[Interface dataset entries]
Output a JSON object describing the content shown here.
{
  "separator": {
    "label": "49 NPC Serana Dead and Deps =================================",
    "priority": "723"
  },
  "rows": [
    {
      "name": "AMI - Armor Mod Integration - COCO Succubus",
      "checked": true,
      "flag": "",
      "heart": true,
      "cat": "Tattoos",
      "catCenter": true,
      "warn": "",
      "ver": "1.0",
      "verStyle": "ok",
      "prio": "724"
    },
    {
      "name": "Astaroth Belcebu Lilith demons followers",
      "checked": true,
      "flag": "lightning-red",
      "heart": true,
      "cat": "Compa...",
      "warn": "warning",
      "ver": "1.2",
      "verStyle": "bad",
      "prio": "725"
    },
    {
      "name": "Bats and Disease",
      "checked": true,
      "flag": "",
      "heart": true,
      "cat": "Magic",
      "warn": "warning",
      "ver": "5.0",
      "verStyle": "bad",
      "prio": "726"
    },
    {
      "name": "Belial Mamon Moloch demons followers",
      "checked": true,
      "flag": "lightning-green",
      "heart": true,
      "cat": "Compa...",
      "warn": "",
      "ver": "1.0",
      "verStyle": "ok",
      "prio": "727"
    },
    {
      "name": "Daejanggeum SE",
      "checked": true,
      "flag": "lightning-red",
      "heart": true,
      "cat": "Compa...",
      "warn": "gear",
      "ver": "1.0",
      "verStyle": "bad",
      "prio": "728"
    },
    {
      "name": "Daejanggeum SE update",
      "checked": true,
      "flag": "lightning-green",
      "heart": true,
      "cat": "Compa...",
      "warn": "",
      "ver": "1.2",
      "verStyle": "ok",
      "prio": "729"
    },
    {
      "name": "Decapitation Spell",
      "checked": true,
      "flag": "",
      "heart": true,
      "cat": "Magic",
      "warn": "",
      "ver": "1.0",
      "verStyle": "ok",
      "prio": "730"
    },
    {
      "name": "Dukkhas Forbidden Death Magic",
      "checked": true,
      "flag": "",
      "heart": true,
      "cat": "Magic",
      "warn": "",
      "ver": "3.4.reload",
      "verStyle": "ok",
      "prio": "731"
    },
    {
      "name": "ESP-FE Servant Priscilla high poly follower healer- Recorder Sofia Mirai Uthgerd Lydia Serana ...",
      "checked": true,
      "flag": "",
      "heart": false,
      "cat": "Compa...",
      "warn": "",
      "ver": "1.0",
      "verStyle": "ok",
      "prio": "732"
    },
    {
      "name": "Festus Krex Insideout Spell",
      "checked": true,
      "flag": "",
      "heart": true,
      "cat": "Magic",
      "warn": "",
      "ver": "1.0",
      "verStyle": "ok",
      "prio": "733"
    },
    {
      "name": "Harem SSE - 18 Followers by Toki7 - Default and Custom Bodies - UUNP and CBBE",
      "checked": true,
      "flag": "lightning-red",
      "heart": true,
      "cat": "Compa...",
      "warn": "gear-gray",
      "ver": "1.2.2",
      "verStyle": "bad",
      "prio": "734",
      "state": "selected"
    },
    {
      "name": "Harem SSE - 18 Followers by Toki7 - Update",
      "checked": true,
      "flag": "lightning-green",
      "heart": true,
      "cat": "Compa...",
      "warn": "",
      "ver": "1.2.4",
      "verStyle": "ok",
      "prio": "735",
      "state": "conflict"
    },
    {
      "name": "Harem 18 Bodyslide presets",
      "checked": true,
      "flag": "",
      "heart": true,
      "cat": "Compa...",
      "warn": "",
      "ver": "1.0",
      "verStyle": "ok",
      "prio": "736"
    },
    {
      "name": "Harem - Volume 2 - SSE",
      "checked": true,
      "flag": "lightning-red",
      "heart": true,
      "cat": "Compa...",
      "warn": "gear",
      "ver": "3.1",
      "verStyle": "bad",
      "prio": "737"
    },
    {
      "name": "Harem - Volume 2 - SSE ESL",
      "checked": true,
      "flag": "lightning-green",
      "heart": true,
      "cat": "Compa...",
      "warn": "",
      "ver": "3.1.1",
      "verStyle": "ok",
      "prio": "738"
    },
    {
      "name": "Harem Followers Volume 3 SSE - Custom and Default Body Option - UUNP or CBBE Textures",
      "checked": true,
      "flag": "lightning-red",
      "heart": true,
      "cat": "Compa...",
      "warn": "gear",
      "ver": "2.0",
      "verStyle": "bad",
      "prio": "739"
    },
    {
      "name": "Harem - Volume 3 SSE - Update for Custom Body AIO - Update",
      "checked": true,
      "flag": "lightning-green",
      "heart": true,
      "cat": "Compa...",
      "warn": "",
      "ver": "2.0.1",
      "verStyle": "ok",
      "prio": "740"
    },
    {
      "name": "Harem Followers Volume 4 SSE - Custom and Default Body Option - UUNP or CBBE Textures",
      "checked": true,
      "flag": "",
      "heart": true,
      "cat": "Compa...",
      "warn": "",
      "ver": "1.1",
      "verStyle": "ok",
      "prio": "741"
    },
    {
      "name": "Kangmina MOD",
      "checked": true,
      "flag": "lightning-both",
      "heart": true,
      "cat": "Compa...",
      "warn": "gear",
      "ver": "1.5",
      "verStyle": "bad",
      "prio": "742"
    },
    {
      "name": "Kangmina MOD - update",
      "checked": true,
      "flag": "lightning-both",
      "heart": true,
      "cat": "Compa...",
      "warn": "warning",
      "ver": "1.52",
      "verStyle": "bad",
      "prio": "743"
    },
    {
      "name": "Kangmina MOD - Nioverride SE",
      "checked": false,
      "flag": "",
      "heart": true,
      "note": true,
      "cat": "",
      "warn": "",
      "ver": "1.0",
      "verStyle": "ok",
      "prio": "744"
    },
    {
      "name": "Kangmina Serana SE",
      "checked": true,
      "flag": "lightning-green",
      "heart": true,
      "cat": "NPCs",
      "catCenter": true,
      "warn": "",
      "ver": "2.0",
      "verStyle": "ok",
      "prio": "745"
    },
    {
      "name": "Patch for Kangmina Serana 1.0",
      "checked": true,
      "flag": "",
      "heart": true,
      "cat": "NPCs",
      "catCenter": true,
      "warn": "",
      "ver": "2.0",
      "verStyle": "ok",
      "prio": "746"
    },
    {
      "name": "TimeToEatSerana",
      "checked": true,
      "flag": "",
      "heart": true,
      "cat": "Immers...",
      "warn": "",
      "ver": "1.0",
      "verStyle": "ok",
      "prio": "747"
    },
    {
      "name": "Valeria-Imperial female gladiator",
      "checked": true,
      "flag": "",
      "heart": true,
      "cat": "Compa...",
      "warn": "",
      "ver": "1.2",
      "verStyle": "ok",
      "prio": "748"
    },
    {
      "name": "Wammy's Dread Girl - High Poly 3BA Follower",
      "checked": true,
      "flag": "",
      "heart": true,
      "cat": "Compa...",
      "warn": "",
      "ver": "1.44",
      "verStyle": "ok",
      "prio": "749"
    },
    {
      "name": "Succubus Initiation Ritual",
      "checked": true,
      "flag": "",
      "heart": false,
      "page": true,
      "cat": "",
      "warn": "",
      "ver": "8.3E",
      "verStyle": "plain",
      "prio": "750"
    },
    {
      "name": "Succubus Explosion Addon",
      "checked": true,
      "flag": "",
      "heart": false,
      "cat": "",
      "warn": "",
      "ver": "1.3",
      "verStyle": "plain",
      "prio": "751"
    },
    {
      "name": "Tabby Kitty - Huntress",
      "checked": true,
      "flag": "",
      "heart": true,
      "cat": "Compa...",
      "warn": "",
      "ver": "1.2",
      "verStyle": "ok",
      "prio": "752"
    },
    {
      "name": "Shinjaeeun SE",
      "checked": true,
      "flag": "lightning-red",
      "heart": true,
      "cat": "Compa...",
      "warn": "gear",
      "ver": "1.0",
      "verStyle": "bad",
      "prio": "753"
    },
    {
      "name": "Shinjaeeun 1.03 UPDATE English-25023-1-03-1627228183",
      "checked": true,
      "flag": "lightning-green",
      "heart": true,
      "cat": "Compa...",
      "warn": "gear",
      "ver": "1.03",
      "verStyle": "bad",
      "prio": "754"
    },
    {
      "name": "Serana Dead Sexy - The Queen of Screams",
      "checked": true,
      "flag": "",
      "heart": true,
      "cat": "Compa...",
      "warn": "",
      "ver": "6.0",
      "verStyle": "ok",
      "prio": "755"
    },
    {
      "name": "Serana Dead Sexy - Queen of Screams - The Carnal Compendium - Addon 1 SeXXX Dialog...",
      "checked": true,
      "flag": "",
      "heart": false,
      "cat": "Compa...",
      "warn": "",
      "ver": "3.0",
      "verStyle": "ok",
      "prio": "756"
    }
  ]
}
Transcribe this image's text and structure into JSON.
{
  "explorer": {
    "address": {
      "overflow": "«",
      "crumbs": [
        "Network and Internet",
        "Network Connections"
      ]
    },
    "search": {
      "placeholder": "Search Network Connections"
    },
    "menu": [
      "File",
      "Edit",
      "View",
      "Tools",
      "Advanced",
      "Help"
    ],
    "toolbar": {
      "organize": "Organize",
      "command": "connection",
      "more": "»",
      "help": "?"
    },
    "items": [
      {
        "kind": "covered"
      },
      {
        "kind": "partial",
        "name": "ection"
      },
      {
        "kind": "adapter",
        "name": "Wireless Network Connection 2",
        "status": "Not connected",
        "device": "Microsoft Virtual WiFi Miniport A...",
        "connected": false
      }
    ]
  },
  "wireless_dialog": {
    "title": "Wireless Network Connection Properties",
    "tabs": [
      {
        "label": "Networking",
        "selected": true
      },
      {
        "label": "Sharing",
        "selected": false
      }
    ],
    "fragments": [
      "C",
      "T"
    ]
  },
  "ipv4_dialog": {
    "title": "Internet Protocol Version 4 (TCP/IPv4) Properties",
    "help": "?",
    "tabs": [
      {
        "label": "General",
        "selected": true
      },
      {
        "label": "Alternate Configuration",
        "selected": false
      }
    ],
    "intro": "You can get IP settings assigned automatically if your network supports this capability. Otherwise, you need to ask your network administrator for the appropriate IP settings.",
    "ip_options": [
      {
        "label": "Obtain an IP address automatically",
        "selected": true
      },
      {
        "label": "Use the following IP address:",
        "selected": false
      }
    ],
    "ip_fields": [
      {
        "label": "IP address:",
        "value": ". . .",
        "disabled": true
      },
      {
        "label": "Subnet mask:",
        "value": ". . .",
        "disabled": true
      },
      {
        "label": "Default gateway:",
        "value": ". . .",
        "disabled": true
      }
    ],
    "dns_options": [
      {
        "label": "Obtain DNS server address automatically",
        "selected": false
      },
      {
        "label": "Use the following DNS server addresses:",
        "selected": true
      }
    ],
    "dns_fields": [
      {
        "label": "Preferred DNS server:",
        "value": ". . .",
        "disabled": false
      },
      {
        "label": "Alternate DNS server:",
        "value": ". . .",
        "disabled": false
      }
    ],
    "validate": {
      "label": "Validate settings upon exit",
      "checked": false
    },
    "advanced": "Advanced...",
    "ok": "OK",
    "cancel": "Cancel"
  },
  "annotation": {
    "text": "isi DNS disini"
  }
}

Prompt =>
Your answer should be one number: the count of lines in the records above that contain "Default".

Exercise response =>
4